■ What the task requires: Go line by line through the records and tally those that include "amount". Respond with the tally only.
Data shown: Begin
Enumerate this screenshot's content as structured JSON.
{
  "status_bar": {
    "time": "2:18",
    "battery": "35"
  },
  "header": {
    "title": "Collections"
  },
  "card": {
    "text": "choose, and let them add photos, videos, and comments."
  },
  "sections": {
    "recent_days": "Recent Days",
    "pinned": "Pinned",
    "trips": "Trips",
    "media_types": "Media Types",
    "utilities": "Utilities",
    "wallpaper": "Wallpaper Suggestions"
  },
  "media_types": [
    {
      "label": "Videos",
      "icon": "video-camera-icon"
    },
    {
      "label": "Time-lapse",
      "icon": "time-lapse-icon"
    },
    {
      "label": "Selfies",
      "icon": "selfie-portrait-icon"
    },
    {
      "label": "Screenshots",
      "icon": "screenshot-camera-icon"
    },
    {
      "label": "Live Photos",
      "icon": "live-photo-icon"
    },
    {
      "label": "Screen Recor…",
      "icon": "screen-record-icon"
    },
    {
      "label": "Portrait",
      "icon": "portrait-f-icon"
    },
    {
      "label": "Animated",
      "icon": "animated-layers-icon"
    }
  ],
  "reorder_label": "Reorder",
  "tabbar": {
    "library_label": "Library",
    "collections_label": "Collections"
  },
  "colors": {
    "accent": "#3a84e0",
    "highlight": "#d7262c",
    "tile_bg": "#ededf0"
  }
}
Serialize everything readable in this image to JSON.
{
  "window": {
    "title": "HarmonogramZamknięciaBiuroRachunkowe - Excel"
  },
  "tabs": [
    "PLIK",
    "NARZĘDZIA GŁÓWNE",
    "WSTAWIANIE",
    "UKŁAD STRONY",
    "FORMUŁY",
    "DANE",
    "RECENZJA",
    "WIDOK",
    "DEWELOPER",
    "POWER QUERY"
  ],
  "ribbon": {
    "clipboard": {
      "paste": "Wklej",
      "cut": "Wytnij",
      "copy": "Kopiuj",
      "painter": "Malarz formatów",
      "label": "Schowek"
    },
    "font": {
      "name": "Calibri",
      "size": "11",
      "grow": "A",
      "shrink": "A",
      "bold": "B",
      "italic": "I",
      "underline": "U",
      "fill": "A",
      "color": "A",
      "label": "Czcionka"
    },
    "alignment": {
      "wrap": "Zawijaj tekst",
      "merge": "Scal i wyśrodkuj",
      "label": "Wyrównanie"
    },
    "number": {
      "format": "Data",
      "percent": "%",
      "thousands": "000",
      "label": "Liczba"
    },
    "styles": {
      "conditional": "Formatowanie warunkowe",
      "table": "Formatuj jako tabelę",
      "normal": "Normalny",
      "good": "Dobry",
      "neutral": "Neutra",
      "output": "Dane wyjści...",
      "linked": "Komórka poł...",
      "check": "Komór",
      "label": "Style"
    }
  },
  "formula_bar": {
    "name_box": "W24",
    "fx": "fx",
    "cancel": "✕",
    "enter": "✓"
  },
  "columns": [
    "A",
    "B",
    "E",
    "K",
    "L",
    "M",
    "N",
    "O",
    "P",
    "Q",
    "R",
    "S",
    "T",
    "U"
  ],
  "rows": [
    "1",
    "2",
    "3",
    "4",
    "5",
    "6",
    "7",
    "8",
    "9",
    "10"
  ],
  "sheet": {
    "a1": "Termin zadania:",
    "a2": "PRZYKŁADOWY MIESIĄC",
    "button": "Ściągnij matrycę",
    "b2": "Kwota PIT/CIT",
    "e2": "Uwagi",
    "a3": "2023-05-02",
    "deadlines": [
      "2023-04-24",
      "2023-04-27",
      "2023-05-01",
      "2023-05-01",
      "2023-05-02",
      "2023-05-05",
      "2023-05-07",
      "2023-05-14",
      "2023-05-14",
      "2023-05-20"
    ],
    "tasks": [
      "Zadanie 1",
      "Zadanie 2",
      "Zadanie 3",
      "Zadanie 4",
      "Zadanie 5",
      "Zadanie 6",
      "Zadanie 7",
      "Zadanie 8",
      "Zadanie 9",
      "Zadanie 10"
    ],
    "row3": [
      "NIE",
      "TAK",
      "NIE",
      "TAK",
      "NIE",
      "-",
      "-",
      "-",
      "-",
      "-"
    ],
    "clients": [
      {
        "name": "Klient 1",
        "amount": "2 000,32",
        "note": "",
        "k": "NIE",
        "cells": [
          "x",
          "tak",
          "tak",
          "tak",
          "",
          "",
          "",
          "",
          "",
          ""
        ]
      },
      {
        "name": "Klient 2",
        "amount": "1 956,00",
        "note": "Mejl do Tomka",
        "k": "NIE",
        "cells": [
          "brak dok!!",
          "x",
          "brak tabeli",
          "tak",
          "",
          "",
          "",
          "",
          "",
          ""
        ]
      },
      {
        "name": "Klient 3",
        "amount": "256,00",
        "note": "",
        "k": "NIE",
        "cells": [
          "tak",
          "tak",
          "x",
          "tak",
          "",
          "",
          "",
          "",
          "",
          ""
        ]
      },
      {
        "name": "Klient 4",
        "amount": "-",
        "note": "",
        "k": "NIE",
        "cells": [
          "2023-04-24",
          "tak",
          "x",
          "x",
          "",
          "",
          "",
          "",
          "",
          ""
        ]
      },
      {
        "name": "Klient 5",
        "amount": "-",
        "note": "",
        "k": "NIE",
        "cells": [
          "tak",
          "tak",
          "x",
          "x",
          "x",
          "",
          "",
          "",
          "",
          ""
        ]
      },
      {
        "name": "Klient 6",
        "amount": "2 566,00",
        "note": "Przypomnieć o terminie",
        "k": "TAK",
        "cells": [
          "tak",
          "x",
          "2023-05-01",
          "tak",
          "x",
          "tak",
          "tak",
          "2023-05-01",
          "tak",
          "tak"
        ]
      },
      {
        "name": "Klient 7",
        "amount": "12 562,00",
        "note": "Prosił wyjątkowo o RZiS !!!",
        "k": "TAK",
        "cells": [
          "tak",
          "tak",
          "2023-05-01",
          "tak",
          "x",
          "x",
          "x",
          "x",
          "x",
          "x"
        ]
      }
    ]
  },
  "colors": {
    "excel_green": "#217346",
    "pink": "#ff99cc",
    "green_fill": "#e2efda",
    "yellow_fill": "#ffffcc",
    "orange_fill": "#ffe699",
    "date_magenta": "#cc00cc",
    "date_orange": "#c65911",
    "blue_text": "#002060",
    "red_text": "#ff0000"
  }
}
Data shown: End
■ Solution to this problem: 7